To do
When you have gone through the records below, state only how many lines include the word "this".

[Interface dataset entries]
....................
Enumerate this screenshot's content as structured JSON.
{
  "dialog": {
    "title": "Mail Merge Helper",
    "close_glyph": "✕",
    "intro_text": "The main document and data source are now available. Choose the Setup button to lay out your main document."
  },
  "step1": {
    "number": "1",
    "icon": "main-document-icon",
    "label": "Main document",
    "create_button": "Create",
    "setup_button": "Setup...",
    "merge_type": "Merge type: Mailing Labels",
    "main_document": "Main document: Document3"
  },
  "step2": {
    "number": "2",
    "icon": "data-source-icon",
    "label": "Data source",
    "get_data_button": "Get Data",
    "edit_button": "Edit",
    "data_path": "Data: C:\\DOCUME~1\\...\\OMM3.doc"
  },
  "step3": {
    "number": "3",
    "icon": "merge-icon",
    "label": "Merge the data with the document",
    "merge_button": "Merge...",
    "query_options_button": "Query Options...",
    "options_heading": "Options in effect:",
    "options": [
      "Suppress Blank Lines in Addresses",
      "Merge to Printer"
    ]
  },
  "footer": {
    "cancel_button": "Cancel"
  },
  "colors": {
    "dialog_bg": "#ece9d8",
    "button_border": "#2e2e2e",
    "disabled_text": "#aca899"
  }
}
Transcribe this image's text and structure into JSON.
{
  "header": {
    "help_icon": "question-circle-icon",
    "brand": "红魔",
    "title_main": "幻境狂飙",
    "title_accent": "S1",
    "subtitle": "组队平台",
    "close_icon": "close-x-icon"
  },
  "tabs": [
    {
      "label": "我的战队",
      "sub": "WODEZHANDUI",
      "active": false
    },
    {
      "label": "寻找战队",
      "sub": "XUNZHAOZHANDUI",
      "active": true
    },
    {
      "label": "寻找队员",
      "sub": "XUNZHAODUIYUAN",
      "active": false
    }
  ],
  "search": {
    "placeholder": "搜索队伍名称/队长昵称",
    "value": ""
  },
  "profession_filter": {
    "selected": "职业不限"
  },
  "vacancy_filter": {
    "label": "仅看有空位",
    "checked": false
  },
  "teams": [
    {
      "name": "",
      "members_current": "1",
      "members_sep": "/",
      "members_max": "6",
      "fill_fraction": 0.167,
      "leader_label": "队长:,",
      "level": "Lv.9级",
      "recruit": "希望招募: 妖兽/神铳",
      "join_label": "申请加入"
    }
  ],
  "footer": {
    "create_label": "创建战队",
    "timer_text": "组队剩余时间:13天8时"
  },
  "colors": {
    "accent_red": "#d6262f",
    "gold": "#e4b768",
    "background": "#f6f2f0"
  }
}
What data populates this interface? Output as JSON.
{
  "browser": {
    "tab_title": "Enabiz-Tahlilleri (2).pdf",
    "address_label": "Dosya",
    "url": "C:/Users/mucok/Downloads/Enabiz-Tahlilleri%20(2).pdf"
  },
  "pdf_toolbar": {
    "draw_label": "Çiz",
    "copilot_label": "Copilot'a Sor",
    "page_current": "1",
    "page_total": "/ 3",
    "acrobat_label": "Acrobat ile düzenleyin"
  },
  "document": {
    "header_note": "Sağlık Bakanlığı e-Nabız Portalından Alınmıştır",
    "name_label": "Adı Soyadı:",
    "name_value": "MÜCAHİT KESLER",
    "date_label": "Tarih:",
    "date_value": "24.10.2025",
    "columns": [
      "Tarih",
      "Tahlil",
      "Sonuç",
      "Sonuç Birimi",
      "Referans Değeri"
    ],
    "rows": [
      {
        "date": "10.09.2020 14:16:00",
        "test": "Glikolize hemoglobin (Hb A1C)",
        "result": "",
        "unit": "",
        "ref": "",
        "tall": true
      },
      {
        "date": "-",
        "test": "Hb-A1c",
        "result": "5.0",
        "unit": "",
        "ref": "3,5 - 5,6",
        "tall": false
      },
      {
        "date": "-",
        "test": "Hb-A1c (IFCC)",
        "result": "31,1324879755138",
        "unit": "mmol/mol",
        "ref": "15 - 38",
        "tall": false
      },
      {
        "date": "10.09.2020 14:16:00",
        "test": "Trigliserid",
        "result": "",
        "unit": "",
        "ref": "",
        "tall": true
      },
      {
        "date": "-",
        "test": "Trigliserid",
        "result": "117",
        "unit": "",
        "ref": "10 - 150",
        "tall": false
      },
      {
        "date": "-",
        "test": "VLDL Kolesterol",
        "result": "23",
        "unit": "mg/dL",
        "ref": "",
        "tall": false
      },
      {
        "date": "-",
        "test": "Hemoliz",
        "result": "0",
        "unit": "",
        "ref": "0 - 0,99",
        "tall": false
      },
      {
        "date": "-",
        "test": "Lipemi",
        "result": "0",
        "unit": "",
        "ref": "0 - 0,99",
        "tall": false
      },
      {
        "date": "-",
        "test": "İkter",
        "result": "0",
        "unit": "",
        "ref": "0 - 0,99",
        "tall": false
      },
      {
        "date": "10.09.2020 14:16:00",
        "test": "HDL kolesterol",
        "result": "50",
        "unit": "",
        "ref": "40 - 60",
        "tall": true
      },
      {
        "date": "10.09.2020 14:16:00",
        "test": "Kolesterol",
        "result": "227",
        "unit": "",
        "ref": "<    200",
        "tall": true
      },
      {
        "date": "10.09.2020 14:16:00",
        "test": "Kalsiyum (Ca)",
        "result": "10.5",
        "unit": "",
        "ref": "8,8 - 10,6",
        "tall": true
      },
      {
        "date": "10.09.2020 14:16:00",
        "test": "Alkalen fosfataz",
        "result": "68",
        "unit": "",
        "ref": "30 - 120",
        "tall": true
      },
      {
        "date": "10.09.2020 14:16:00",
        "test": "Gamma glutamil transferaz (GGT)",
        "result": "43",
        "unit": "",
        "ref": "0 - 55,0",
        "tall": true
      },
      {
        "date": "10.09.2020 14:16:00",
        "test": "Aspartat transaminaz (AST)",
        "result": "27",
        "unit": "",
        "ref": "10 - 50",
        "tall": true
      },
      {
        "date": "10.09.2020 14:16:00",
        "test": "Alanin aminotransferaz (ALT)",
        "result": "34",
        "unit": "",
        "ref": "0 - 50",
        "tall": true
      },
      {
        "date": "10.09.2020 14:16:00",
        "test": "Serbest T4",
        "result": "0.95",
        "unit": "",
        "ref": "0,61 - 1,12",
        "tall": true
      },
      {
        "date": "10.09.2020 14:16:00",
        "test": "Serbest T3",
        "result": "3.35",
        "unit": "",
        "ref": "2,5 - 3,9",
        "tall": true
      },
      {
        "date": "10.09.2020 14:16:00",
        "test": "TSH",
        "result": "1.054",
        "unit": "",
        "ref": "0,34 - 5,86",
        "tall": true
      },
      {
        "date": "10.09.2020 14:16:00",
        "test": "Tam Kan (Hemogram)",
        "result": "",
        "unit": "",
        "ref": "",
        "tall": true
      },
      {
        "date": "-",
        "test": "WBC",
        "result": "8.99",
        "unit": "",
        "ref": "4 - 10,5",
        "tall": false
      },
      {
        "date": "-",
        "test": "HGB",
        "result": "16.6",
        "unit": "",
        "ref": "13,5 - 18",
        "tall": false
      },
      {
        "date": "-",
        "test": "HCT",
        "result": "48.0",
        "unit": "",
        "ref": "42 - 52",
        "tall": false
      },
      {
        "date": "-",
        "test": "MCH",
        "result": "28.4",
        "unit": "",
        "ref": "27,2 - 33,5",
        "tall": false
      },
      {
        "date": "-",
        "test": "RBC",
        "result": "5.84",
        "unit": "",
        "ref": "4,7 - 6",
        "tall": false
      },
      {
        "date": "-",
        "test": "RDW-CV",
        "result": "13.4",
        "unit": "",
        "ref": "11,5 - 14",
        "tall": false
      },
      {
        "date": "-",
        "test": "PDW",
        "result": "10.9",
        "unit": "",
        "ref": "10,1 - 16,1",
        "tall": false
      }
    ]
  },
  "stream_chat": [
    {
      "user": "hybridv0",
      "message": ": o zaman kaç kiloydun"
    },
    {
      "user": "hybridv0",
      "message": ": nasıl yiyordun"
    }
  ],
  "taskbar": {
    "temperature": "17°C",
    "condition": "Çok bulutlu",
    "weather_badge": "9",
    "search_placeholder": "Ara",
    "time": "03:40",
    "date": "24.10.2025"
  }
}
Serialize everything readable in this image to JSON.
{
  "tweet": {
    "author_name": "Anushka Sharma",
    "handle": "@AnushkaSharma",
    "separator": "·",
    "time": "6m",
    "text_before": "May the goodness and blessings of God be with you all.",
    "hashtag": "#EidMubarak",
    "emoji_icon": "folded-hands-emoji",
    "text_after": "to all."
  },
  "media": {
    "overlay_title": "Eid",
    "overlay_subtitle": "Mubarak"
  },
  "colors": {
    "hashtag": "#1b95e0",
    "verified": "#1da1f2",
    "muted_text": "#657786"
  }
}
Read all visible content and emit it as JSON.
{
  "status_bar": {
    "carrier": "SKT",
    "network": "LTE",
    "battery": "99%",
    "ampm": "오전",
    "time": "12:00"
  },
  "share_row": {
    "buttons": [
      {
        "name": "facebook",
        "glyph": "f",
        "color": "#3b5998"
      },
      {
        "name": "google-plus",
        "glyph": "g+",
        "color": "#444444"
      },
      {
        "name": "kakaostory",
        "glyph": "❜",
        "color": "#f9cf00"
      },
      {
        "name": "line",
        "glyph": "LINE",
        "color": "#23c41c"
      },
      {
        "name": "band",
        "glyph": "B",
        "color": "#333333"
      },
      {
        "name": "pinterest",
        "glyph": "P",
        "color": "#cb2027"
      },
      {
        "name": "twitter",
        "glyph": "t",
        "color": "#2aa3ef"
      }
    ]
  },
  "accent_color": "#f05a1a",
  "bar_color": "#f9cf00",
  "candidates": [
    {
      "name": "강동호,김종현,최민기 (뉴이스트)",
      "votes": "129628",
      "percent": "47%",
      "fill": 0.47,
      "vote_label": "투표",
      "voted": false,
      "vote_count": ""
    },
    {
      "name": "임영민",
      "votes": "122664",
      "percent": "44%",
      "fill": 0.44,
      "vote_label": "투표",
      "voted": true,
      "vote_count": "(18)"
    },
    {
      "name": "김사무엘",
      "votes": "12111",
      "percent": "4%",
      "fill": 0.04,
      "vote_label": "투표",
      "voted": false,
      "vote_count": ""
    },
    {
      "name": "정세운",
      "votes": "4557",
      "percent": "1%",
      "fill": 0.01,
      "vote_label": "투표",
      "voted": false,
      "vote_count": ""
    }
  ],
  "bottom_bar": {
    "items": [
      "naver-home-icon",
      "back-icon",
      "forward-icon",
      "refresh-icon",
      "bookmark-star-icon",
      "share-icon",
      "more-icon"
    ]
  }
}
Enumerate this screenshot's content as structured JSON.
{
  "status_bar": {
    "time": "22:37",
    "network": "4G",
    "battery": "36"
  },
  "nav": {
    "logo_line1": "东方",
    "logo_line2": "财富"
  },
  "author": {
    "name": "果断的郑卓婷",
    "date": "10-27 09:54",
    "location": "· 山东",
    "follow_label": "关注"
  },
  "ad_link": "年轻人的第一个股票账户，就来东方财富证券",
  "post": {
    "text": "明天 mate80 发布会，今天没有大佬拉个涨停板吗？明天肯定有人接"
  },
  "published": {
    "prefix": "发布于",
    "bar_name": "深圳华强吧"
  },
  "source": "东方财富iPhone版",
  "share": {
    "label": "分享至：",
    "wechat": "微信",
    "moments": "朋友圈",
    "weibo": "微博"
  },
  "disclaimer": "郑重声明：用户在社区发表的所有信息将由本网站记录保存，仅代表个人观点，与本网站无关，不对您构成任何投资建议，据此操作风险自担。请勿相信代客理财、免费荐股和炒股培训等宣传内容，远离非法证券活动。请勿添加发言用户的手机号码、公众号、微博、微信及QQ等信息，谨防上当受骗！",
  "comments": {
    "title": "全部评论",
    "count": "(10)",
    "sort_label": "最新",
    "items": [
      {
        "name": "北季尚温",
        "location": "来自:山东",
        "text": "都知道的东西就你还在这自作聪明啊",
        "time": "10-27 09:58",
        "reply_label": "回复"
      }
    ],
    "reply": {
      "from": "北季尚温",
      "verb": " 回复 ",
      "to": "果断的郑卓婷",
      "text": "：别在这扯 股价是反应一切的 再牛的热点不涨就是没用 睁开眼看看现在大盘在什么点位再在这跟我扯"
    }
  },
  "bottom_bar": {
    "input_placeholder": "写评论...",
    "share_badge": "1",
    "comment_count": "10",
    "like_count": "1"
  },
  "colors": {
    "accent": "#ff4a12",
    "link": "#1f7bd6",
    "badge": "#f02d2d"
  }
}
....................
Your response
5